* What you need to do *
Beginning with the line that contains "Output a JSON", copy each subsequent line of the data below through the last one, including both ends but not the pictures.

[Provided material]

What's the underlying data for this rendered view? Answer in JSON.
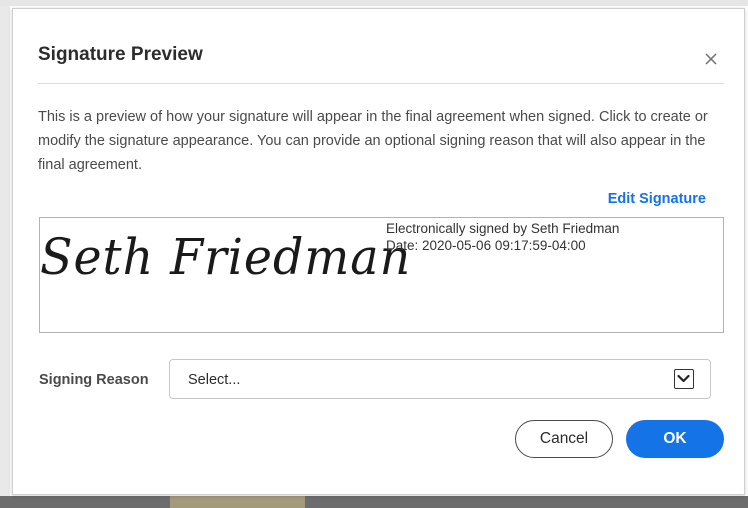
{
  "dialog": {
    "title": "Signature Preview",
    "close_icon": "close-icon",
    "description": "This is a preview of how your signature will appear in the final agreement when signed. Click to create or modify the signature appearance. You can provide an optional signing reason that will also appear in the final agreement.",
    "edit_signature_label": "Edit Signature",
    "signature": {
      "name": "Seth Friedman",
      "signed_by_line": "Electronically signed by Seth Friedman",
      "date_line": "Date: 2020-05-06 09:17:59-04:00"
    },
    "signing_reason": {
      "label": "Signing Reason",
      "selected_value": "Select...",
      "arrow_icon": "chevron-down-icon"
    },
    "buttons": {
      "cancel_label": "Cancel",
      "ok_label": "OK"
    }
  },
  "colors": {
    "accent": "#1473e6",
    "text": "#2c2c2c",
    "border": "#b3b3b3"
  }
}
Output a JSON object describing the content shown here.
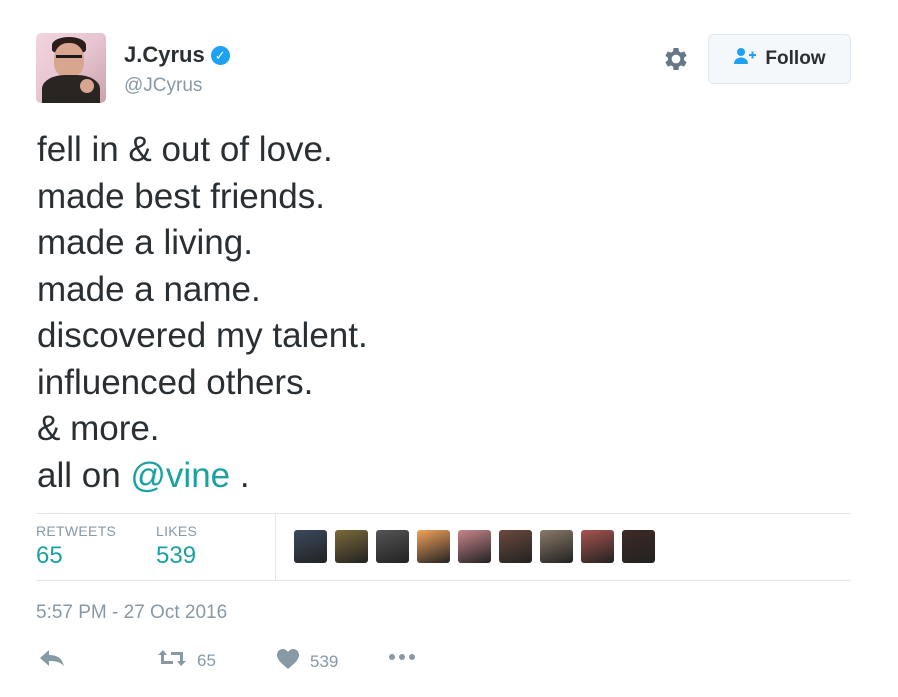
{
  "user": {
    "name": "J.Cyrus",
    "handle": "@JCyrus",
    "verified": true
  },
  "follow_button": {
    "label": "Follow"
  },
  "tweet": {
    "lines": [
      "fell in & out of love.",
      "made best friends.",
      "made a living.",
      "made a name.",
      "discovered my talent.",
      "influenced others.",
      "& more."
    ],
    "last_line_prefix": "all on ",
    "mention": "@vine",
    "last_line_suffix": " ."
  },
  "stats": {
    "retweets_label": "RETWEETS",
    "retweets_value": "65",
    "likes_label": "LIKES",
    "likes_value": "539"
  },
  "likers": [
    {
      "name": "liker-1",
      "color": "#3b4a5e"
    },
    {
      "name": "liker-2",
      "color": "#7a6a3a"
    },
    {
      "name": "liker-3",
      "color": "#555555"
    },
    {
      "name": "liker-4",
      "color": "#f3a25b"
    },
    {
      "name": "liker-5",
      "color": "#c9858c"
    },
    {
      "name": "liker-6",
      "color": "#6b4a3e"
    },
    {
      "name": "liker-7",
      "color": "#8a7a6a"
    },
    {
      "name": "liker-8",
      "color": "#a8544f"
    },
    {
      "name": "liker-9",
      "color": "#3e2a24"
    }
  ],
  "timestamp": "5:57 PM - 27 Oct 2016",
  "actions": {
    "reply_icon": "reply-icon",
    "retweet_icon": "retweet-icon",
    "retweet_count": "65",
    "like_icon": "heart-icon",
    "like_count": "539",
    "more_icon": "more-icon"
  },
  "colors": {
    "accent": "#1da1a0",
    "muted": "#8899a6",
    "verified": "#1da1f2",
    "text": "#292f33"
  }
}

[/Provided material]

* Problem solution *
Output a JSON object describing the content shown here.
{
  "user": {
    "name": "J.Cyrus",
    "handle": "@JCyrus",
    "verified": true
  },
  "follow_button": {
    "label": "Follow"
  },
  "tweet": {
    "lines": [
      "fell in & out of love.",
      "made best friends.",
      "made a living.",
      "made a name.",
      "discovered my talent.",
      "influenced others.",
      "& more."
    ],
    "last_line_prefix": "all on ",
    "mention": "@vine",
    "last_line_suffix": " ."
  },
  "stats": {
    "retweets_label": "RETWEETS",
    "retweets_value": "65",
    "likes_label": "LIKES",
    "likes_value": "539"
  },
  "likers": [
    {
      "name": "liker-1",
      "color": "#3b4a5e"
    },
    {
      "name": "liker-2",
      "color": "#7a6a3a"
    },
    {
      "name": "liker-3",
      "color": "#555555"
    },
    {
      "name": "liker-4",
      "color": "#f3a25b"
    },
    {
      "name": "liker-5",
      "color": "#c9858c"
    },
    {
      "name": "liker-6",
      "color": "#6b4a3e"
    },
    {
      "name": "liker-7",
      "color": "#8a7a6a"
    },
    {
      "name": "liker-8",
      "color": "#a8544f"
    },
    {
      "name": "liker-9",
      "color": "#3e2a24"
    }
  ],
  "timestamp": "5:57 PM - 27 Oct 2016",
  "actions": {
    "reply_icon": "reply-icon",
    "retweet_icon": "retweet-icon",
    "retweet_count": "65",
    "like_icon": "heart-icon",
    "like_count": "539",
    "more_icon": "more-icon"
  },
  "colors": {
    "accent": "#1da1a0",
    "muted": "#8899a6",
    "verified": "#1da1f2",
    "text": "#292f33"
  }
}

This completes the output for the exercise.